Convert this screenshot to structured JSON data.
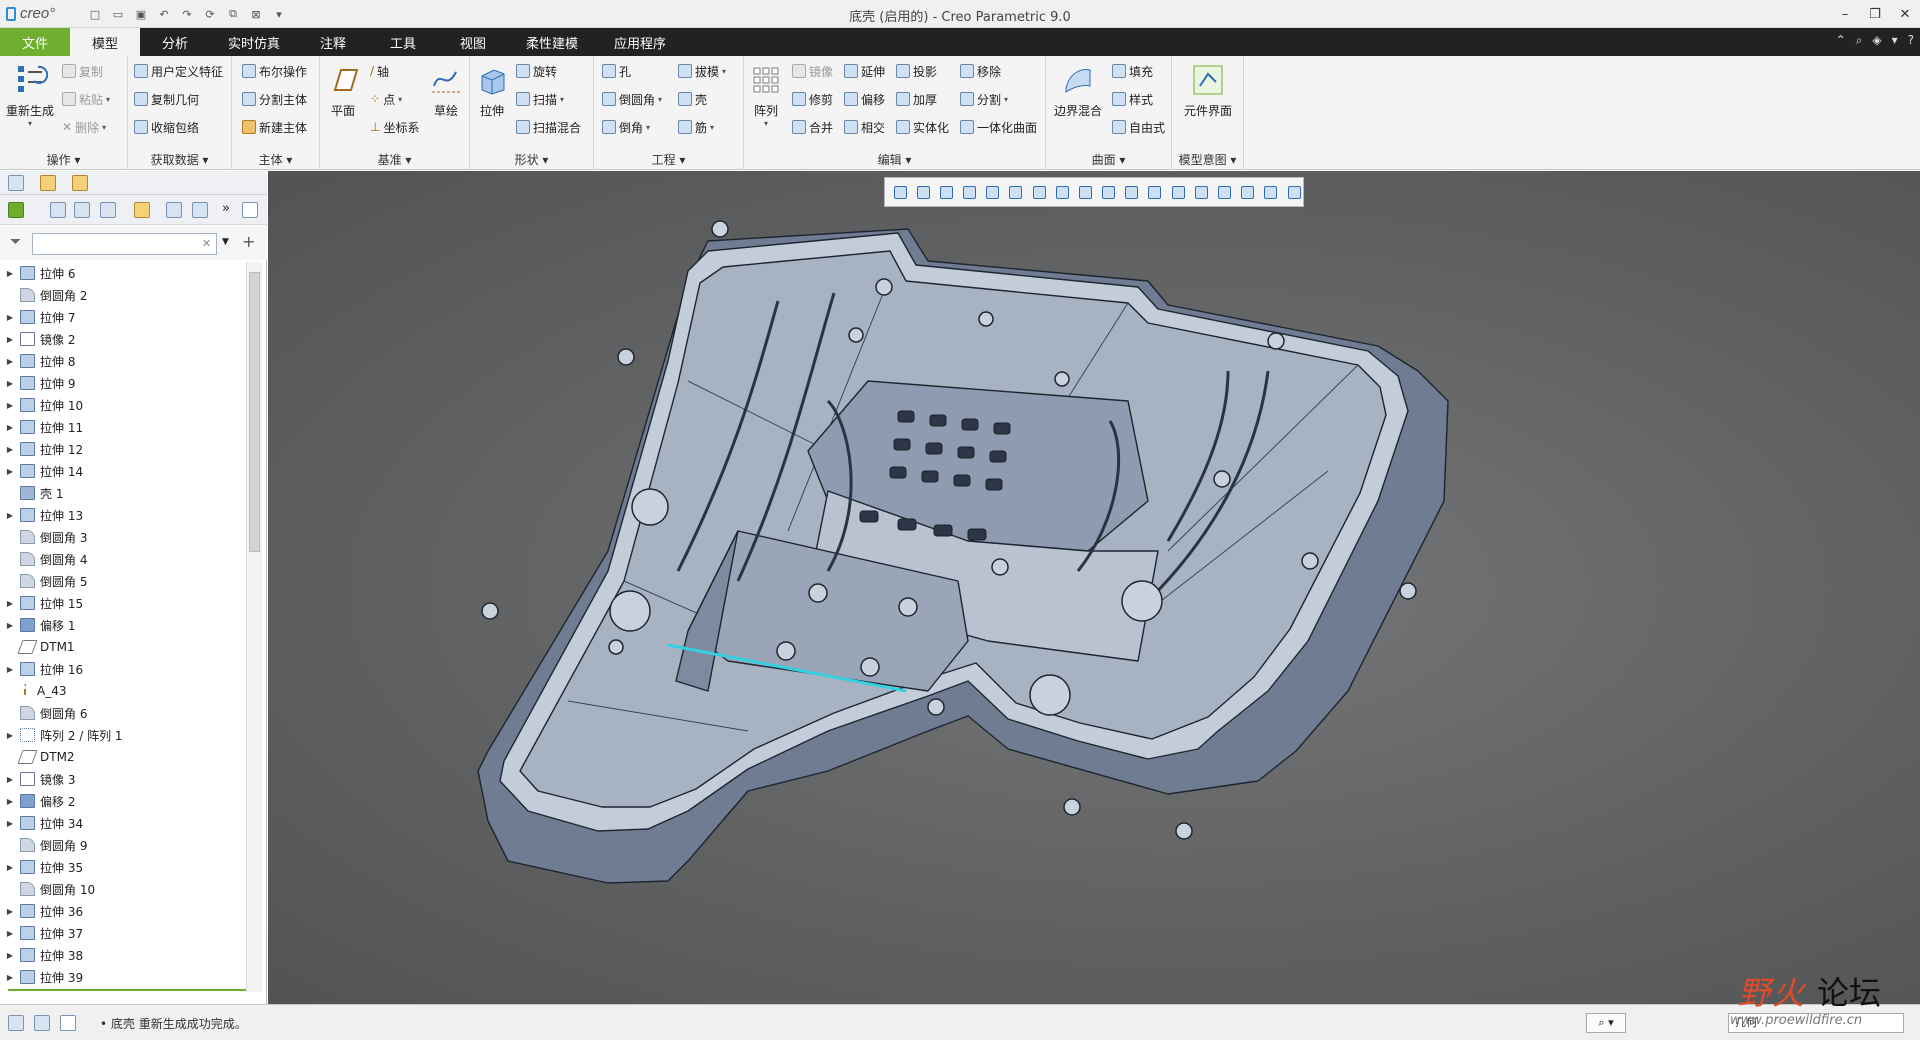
{
  "titlebar": {
    "logo": "creo°",
    "title": "底壳 (启用的) - Creo Parametric 9.0"
  },
  "tabs": [
    "文件",
    "模型",
    "分析",
    "实时仿真",
    "注释",
    "工具",
    "视图",
    "柔性建模",
    "应用程序"
  ],
  "ribbon": {
    "groups": {
      "operations": "操作",
      "getdata": "获取数据",
      "body": "主体",
      "datum": "基准",
      "shape": "形状",
      "engineering": "工程",
      "editing": "编辑",
      "surfaces": "曲面",
      "modelintent": "模型意图"
    },
    "regen": "重新生成",
    "copy": "复制",
    "paste": "粘贴",
    "delete": "删除",
    "udf": "用户定义特征",
    "copygeom": "复制几何",
    "shrinkwrap": "收缩包络",
    "boolean": "布尔操作",
    "splitbody": "分割主体",
    "newbody": "新建主体",
    "plane": "平面",
    "axis": "轴",
    "point": "点",
    "csys": "坐标系",
    "sketch": "草绘",
    "extrude": "拉伸",
    "revolve": "旋转",
    "sweep": "扫描",
    "sweptblend": "扫描混合",
    "hole": "孔",
    "round": "倒圆角",
    "chamfer": "倒角",
    "draft": "拔模",
    "shell": "壳",
    "rib": "筋",
    "pattern": "阵列",
    "mirror": "镜像",
    "trim": "修剪",
    "merge": "合并",
    "extend": "延伸",
    "offset": "偏移",
    "intersect": "相交",
    "project": "投影",
    "thicken": "加厚",
    "solidify": "实体化",
    "remove": "移除",
    "split": "分割",
    "unify": "一体化曲面",
    "boundary": "边界混合",
    "fill": "填充",
    "style": "样式",
    "freestyle": "自由式",
    "cint": "元件界面"
  },
  "tree": [
    {
      "exp": true,
      "icon": "extrude",
      "label": "拉伸 6"
    },
    {
      "exp": false,
      "icon": "fillet",
      "label": "倒圆角 2"
    },
    {
      "exp": true,
      "icon": "extrude",
      "label": "拉伸 7"
    },
    {
      "exp": true,
      "icon": "mirror",
      "label": "镜像 2"
    },
    {
      "exp": true,
      "icon": "extrude",
      "label": "拉伸 8"
    },
    {
      "exp": true,
      "icon": "extrude",
      "label": "拉伸 9"
    },
    {
      "exp": true,
      "icon": "extrude",
      "label": "拉伸 10"
    },
    {
      "exp": true,
      "icon": "extrude",
      "label": "拉伸 11"
    },
    {
      "exp": true,
      "icon": "extrude",
      "label": "拉伸 12"
    },
    {
      "exp": true,
      "icon": "extrude",
      "label": "拉伸 14"
    },
    {
      "exp": false,
      "icon": "shell",
      "label": "壳 1"
    },
    {
      "exp": true,
      "icon": "extrude",
      "label": "拉伸 13"
    },
    {
      "exp": false,
      "icon": "fillet",
      "label": "倒圆角 3"
    },
    {
      "exp": false,
      "icon": "fillet",
      "label": "倒圆角 4"
    },
    {
      "exp": false,
      "icon": "fillet",
      "label": "倒圆角 5"
    },
    {
      "exp": true,
      "icon": "extrude",
      "label": "拉伸 15"
    },
    {
      "exp": true,
      "icon": "offset",
      "label": "偏移 1"
    },
    {
      "exp": false,
      "icon": "datum",
      "label": "DTM1"
    },
    {
      "exp": true,
      "icon": "extrude",
      "label": "拉伸 16"
    },
    {
      "exp": false,
      "icon": "axis",
      "label": "A_43"
    },
    {
      "exp": false,
      "icon": "fillet",
      "label": "倒圆角 6"
    },
    {
      "exp": true,
      "icon": "pattern",
      "label": "阵列 2 / 阵列 1"
    },
    {
      "exp": false,
      "icon": "datum",
      "label": "DTM2"
    },
    {
      "exp": true,
      "icon": "mirror",
      "label": "镜像 3"
    },
    {
      "exp": true,
      "icon": "offset",
      "label": "偏移 2"
    },
    {
      "exp": true,
      "icon": "extrude",
      "label": "拉伸 34"
    },
    {
      "exp": false,
      "icon": "fillet",
      "label": "倒圆角 9"
    },
    {
      "exp": true,
      "icon": "extrude",
      "label": "拉伸 35"
    },
    {
      "exp": false,
      "icon": "fillet",
      "label": "倒圆角 10"
    },
    {
      "exp": true,
      "icon": "extrude",
      "label": "拉伸 36"
    },
    {
      "exp": true,
      "icon": "extrude",
      "label": "拉伸 37"
    },
    {
      "exp": true,
      "icon": "extrude",
      "label": "拉伸 38"
    },
    {
      "exp": true,
      "icon": "extrude",
      "label": "拉伸 39"
    }
  ],
  "status": {
    "message": "• 底壳 重新生成成功完成。",
    "filter": "几何"
  },
  "watermark": {
    "text": "野火论坛",
    "url": "www.proewildfire.cn"
  },
  "colors": {
    "accent": "#6fae2e",
    "highlight": "#35d0e0"
  }
}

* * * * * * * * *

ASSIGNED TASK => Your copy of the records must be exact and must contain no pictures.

RESPONSE AREA =>
Convert this screenshot to structured JSON data.
{
  "titlebar": {
    "logo": "creo°",
    "title": "底壳 (启用的) - Creo Parametric 9.0"
  },
  "tabs": [
    "文件",
    "模型",
    "分析",
    "实时仿真",
    "注释",
    "工具",
    "视图",
    "柔性建模",
    "应用程序"
  ],
  "ribbon": {
    "groups": {
      "operations": "操作",
      "getdata": "获取数据",
      "body": "主体",
      "datum": "基准",
      "shape": "形状",
      "engineering": "工程",
      "editing": "编辑",
      "surfaces": "曲面",
      "modelintent": "模型意图"
    },
    "regen": "重新生成",
    "copy": "复制",
    "paste": "粘贴",
    "delete": "删除",
    "udf": "用户定义特征",
    "copygeom": "复制几何",
    "shrinkwrap": "收缩包络",
    "boolean": "布尔操作",
    "splitbody": "分割主体",
    "newbody": "新建主体",
    "plane": "平面",
    "axis": "轴",
    "point": "点",
    "csys": "坐标系",
    "sketch": "草绘",
    "extrude": "拉伸",
    "revolve": "旋转",
    "sweep": "扫描",
    "sweptblend": "扫描混合",
    "hole": "孔",
    "round": "倒圆角",
    "chamfer": "倒角",
    "draft": "拔模",
    "shell": "壳",
    "rib": "筋",
    "pattern": "阵列",
    "mirror": "镜像",
    "trim": "修剪",
    "merge": "合并",
    "extend": "延伸",
    "offset": "偏移",
    "intersect": "相交",
    "project": "投影",
    "thicken": "加厚",
    "solidify": "实体化",
    "remove": "移除",
    "split": "分割",
    "unify": "一体化曲面",
    "boundary": "边界混合",
    "fill": "填充",
    "style": "样式",
    "freestyle": "自由式",
    "cint": "元件界面"
  },
  "tree": [
    {
      "exp": true,
      "icon": "extrude",
      "label": "拉伸 6"
    },
    {
      "exp": false,
      "icon": "fillet",
      "label": "倒圆角 2"
    },
    {
      "exp": true,
      "icon": "extrude",
      "label": "拉伸 7"
    },
    {
      "exp": true,
      "icon": "mirror",
      "label": "镜像 2"
    },
    {
      "exp": true,
      "icon": "extrude",
      "label": "拉伸 8"
    },
    {
      "exp": true,
      "icon": "extrude",
      "label": "拉伸 9"
    },
    {
      "exp": true,
      "icon": "extrude",
      "label": "拉伸 10"
    },
    {
      "exp": true,
      "icon": "extrude",
      "label": "拉伸 11"
    },
    {
      "exp": true,
      "icon": "extrude",
      "label": "拉伸 12"
    },
    {
      "exp": true,
      "icon": "extrude",
      "label": "拉伸 14"
    },
    {
      "exp": false,
      "icon": "shell",
      "label": "壳 1"
    },
    {
      "exp": true,
      "icon": "extrude",
      "label": "拉伸 13"
    },
    {
      "exp": false,
      "icon": "fillet",
      "label": "倒圆角 3"
    },
    {
      "exp": false,
      "icon": "fillet",
      "label": "倒圆角 4"
    },
    {
      "exp": false,
      "icon": "fillet",
      "label": "倒圆角 5"
    },
    {
      "exp": true,
      "icon": "extrude",
      "label": "拉伸 15"
    },
    {
      "exp": true,
      "icon": "offset",
      "label": "偏移 1"
    },
    {
      "exp": false,
      "icon": "datum",
      "label": "DTM1"
    },
    {
      "exp": true,
      "icon": "extrude",
      "label": "拉伸 16"
    },
    {
      "exp": false,
      "icon": "axis",
      "label": "A_43"
    },
    {
      "exp": false,
      "icon": "fillet",
      "label": "倒圆角 6"
    },
    {
      "exp": true,
      "icon": "pattern",
      "label": "阵列 2 / 阵列 1"
    },
    {
      "exp": false,
      "icon": "datum",
      "label": "DTM2"
    },
    {
      "exp": true,
      "icon": "mirror",
      "label": "镜像 3"
    },
    {
      "exp": true,
      "icon": "offset",
      "label": "偏移 2"
    },
    {
      "exp": true,
      "icon": "extrude",
      "label": "拉伸 34"
    },
    {
      "exp": false,
      "icon": "fillet",
      "label": "倒圆角 9"
    },
    {
      "exp": true,
      "icon": "extrude",
      "label": "拉伸 35"
    },
    {
      "exp": false,
      "icon": "fillet",
      "label": "倒圆角 10"
    },
    {
      "exp": true,
      "icon": "extrude",
      "label": "拉伸 36"
    },
    {
      "exp": true,
      "icon": "extrude",
      "label": "拉伸 37"
    },
    {
      "exp": true,
      "icon": "extrude",
      "label": "拉伸 38"
    },
    {
      "exp": true,
      "icon": "extrude",
      "label": "拉伸 39"
    }
  ],
  "status": {
    "message": "• 底壳 重新生成成功完成。",
    "filter": "几何"
  },
  "watermark": {
    "text": "野火论坛",
    "url": "www.proewildfire.cn"
  },
  "colors": {
    "accent": "#6fae2e",
    "highlight": "#35d0e0"
  }
}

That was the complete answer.